● **What needs to be done**
Each line below should be restated word for word.

Web page and app entries:

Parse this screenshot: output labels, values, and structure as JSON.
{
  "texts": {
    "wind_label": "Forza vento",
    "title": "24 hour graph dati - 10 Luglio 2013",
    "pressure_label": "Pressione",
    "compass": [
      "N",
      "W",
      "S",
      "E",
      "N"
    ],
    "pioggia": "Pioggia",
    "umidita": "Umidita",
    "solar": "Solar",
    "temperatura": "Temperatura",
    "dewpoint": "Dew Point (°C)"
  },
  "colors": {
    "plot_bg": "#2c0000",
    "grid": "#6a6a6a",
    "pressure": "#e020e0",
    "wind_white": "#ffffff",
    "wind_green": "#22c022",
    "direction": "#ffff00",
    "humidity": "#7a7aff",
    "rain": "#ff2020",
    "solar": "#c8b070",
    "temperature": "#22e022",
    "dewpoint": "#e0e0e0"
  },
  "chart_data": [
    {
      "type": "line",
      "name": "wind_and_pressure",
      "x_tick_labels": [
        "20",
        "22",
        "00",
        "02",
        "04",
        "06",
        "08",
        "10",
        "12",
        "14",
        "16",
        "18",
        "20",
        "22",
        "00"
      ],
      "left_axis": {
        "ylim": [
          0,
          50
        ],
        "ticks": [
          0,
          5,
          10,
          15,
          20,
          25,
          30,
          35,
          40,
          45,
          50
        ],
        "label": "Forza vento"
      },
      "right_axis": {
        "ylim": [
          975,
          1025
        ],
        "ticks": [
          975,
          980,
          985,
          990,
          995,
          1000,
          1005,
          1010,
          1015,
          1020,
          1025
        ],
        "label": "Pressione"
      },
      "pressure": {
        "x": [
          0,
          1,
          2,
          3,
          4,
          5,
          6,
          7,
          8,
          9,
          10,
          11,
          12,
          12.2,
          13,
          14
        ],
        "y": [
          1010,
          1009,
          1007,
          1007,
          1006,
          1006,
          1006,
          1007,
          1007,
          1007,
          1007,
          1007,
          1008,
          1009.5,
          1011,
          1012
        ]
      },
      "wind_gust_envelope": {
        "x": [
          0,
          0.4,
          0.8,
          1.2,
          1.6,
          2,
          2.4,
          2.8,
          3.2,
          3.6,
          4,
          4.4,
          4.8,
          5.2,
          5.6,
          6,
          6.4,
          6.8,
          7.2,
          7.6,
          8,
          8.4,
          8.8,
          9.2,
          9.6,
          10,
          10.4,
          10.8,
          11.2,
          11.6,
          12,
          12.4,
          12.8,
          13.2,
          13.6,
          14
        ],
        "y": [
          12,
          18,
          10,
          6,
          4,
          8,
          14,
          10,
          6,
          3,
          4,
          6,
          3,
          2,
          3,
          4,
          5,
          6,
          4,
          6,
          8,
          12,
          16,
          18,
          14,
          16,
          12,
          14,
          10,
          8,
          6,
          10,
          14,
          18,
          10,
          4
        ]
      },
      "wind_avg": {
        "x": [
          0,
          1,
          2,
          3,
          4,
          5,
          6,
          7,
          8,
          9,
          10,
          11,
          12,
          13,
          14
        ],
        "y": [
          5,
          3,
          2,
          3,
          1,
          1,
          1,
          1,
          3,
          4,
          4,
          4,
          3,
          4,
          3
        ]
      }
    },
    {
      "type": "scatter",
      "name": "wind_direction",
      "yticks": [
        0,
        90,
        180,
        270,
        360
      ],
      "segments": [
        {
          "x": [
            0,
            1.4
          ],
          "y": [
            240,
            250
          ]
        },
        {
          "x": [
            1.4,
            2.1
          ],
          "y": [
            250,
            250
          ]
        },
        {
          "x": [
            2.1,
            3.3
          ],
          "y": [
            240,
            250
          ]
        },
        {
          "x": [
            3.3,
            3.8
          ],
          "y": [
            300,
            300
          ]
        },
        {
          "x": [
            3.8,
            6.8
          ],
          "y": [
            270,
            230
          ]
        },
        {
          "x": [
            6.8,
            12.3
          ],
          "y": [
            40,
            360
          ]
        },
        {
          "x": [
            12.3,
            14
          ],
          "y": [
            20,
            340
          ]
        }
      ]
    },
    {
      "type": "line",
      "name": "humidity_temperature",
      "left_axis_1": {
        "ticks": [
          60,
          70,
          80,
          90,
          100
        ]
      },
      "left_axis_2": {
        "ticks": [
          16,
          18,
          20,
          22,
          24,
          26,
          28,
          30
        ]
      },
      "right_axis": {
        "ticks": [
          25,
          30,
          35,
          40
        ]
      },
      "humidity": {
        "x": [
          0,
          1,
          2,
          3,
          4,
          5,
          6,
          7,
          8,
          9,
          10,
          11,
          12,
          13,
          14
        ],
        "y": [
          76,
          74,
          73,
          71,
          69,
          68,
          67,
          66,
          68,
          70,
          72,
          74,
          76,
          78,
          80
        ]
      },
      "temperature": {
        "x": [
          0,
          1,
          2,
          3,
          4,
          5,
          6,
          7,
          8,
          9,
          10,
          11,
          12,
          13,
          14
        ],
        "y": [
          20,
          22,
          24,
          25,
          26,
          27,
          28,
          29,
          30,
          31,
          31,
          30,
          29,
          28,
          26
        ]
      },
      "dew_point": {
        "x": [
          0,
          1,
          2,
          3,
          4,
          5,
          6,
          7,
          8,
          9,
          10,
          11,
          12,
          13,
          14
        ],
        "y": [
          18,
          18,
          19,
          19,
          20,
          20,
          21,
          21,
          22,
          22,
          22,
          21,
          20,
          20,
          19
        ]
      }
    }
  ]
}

● **Solution for this exercise**
Parse this screenshot: output labels, values, and structure as JSON.
{
  "texts": {
    "wind_label": "Forza vento",
    "title": "24 hour graph dati - 10 Luglio 2013",
    "pressure_label": "Pressione",
    "compass": [
      "N",
      "W",
      "S",
      "E",
      "N"
    ],
    "pioggia": "Pioggia",
    "umidita": "Umidita",
    "solar": "Solar",
    "temperatura": "Temperatura",
    "dewpoint": "Dew Point (°C)"
  },
  "colors": {
    "plot_bg": "#2c0000",
    "grid": "#6a6a6a",
    "pressure": "#e020e0",
    "wind_white": "#ffffff",
    "wind_green": "#22c022",
    "direction": "#ffff00",
    "humidity": "#7a7aff",
    "rain": "#ff2020",
    "solar": "#c8b070",
    "temperature": "#22e022",
    "dewpoint": "#e0e0e0"
  },
  "chart_data": [
    {
      "type": "line",
      "name": "wind_and_pressure",
      "x_tick_labels": [
        "20",
        "22",
        "00",
        "02",
        "04",
        "06",
        "08",
        "10",
        "12",
        "14",
        "16",
        "18",
        "20",
        "22",
        "00"
      ],
      "left_axis": {
        "ylim": [
          0,
          50
        ],
        "ticks": [
          0,
          5,
          10,
          15,
          20,
          25,
          30,
          35,
          40,
          45,
          50
        ],
        "label": "Forza vento"
      },
      "right_axis": {
        "ylim": [
          975,
          1025
        ],
        "ticks": [
          975,
          980,
          985,
          990,
          995,
          1000,
          1005,
          1010,
          1015,
          1020,
          1025
        ],
        "label": "Pressione"
      },
      "pressure": {
        "x": [
          0,
          1,
          2,
          3,
          4,
          5,
          6,
          7,
          8,
          9,
          10,
          11,
          12,
          12.2,
          13,
          14
        ],
        "y": [
          1010,
          1009,
          1007,
          1007,
          1006,
          1006,
          1006,
          1007,
          1007,
          1007,
          1007,
          1007,
          1008,
          1009.5,
          1011,
          1012
        ]
      },
      "wind_gust_envelope": {
        "x": [
          0,
          0.4,
          0.8,
          1.2,
          1.6,
          2,
          2.4,
          2.8,
          3.2,
          3.6,
          4,
          4.4,
          4.8,
          5.2,
          5.6,
          6,
          6.4,
          6.8,
          7.2,
          7.6,
          8,
          8.4,
          8.8,
          9.2,
          9.6,
          10,
          10.4,
          10.8,
          11.2,
          11.6,
          12,
          12.4,
          12.8,
          13.2,
          13.6,
          14
        ],
        "y": [
          12,
          18,
          10,
          6,
          4,
          8,
          14,
          10,
          6,
          3,
          4,
          6,
          3,
          2,
          3,
          4,
          5,
          6,
          4,
          6,
          8,
          12,
          16,
          18,
          14,
          16,
          12,
          14,
          10,
          8,
          6,
          10,
          14,
          18,
          10,
          4
        ]
      },
      "wind_avg": {
        "x": [
          0,
          1,
          2,
          3,
          4,
          5,
          6,
          7,
          8,
          9,
          10,
          11,
          12,
          13,
          14
        ],
        "y": [
          5,
          3,
          2,
          3,
          1,
          1,
          1,
          1,
          3,
          4,
          4,
          4,
          3,
          4,
          3
        ]
      }
    },
    {
      "type": "scatter",
      "name": "wind_direction",
      "yticks": [
        0,
        90,
        180,
        270,
        360
      ],
      "segments": [
        {
          "x": [
            0,
            1.4
          ],
          "y": [
            240,
            250
          ]
        },
        {
          "x": [
            1.4,
            2.1
          ],
          "y": [
            250,
            250
          ]
        },
        {
          "x": [
            2.1,
            3.3
          ],
          "y": [
            240,
            250
          ]
        },
        {
          "x": [
            3.3,
            3.8
          ],
          "y": [
            300,
            300
          ]
        },
        {
          "x": [
            3.8,
            6.8
          ],
          "y": [
            270,
            230
          ]
        },
        {
          "x": [
            6.8,
            12.3
          ],
          "y": [
            40,
            360
          ]
        },
        {
          "x": [
            12.3,
            14
          ],
          "y": [
            20,
            340
          ]
        }
      ]
    },
    {
      "type": "line",
      "name": "humidity_temperature",
      "left_axis_1": {
        "ticks": [
          60,
          70,
          80,
          90,
          100
        ]
      },
      "left_axis_2": {
        "ticks": [
          16,
          18,
          20,
          22,
          24,
          26,
          28,
          30
        ]
      },
      "right_axis": {
        "ticks": [
          25,
          30,
          35,
          40
        ]
      },
      "humidity": {
        "x": [
          0,
          1,
          2,
          3,
          4,
          5,
          6,
          7,
          8,
          9,
          10,
          11,
          12,
          13,
          14
        ],
        "y": [
          76,
          74,
          73,
          71,
          69,
          68,
          67,
          66,
          68,
          70,
          72,
          74,
          76,
          78,
          80
        ]
      },
      "temperature": {
        "x": [
          0,
          1,
          2,
          3,
          4,
          5,
          6,
          7,
          8,
          9,
          10,
          11,
          12,
          13,
          14
        ],
        "y": [
          20,
          22,
          24,
          25,
          26,
          27,
          28,
          29,
          30,
          31,
          31,
          30,
          29,
          28,
          26
        ]
      },
      "dew_point": {
        "x": [
          0,
          1,
          2,
          3,
          4,
          5,
          6,
          7,
          8,
          9,
          10,
          11,
          12,
          13,
          14
        ],
        "y": [
          18,
          18,
          19,
          19,
          20,
          20,
          21,
          21,
          22,
          22,
          22,
          21,
          20,
          20,
          19
        ]
      }
    }
  ]
}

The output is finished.